Answer with one number only: how many lines in this material contain the word "futures"?

───── Information shown ─────

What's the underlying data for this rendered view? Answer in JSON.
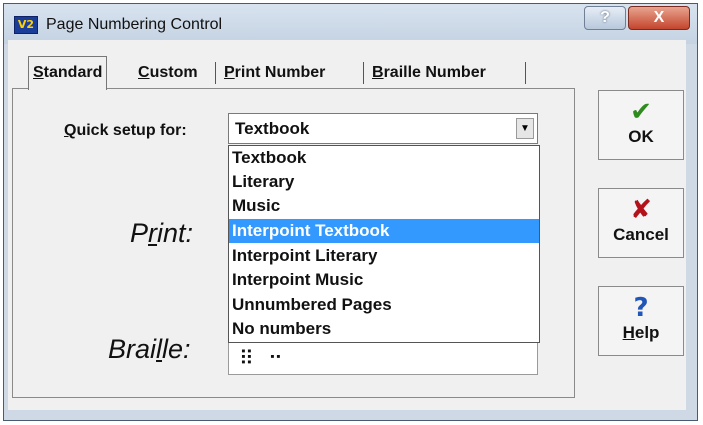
{
  "window": {
    "title": "Page Numbering Control",
    "app_icon_text": "V2"
  },
  "titlebar": {
    "help_glyph": "?",
    "close_glyph": "X"
  },
  "tabs": [
    {
      "label": "Standard",
      "accel": "S",
      "rest": "tandard"
    },
    {
      "label": "Custom",
      "accel": "C",
      "rest": "ustom"
    },
    {
      "label": "Print Number",
      "accel": "P",
      "rest": "rint Number"
    },
    {
      "label": "Braille Number",
      "accel": "B",
      "rest": "raille Number"
    }
  ],
  "quick_setup": {
    "label_accel": "Q",
    "label_rest": "uick setup for:",
    "selected": "Textbook",
    "options": [
      "Textbook",
      "Literary",
      "Music",
      "Interpoint Textbook",
      "Interpoint Literary",
      "Interpoint Music",
      "Unnumbered Pages",
      "No numbers"
    ],
    "highlighted_index": 3
  },
  "print_label": {
    "pre": "P",
    "accel": "r",
    "post": "int:"
  },
  "braille_label": {
    "pre": "Brai",
    "accel": "l",
    "post": "le:"
  },
  "braille_field": {
    "cells": "⠿ ⠒"
  },
  "buttons": {
    "ok": {
      "label": "OK",
      "icon": "checkmark-icon",
      "glyph": "✔",
      "color": "#2e8b1e"
    },
    "cancel": {
      "label": "Cancel",
      "icon": "x-mark-icon",
      "glyph": "✘",
      "color": "#b3121a"
    },
    "help": {
      "accel": "H",
      "rest": "elp",
      "icon": "question-icon",
      "glyph": "?",
      "color": "#1f56b8"
    }
  }
}
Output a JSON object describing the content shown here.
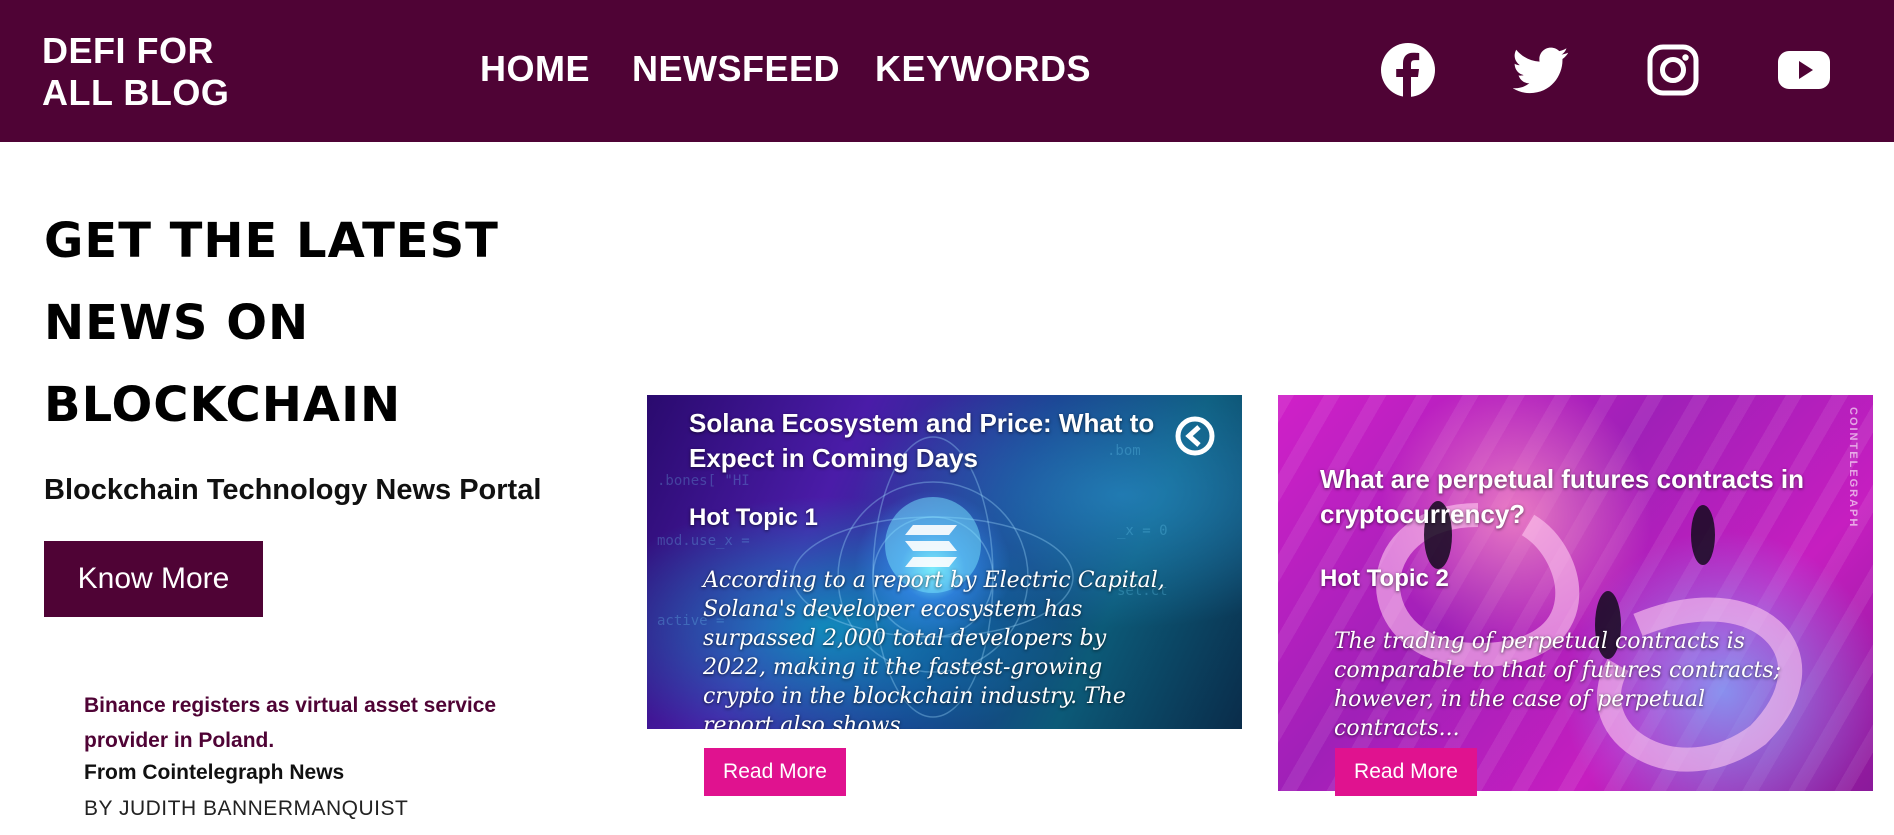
{
  "navbar": {
    "brand": "DEFI FOR ALL BLOG",
    "links": [
      "HOME",
      "NEWSFEED",
      "KEYWORDS"
    ],
    "social_icons": [
      "facebook-icon",
      "twitter-icon",
      "instagram-icon",
      "youtube-icon"
    ]
  },
  "hero": {
    "title": "GET THE LATEST NEWS ON BLOCKCHAIN",
    "subtitle": "Blockchain Technology News Portal",
    "cta_label": "Know More"
  },
  "news_item": {
    "headline": "Binance registers as virtual asset service provider in Poland.",
    "source": "From Cointelegraph News",
    "author": "BY JUDITH BANNERMANQUIST"
  },
  "cards": [
    {
      "title": "Solana Ecosystem and Price: What to Expect in Coming Days",
      "topic": "Hot Topic 1",
      "excerpt": "According to a report by Electric Capital, Solana's developer ecosystem has surpassed 2,000 total developers by 2022, making it the fastest-growing crypto in the blockchain industry. The report also shows...",
      "button": "Read More"
    },
    {
      "title": "What are perpetual futures contracts in cryptocurrency?",
      "topic": "Hot Topic 2",
      "excerpt": "The trading of perpetual contracts is comparable to that of futures contracts; however, in the case of perpetual contracts...",
      "button": "Read More",
      "watermark": "COINTELEGRAPH"
    }
  ],
  "colors": {
    "primary": "#4f0335",
    "accent": "#e0128f"
  }
}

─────

▸ **Answer section**
2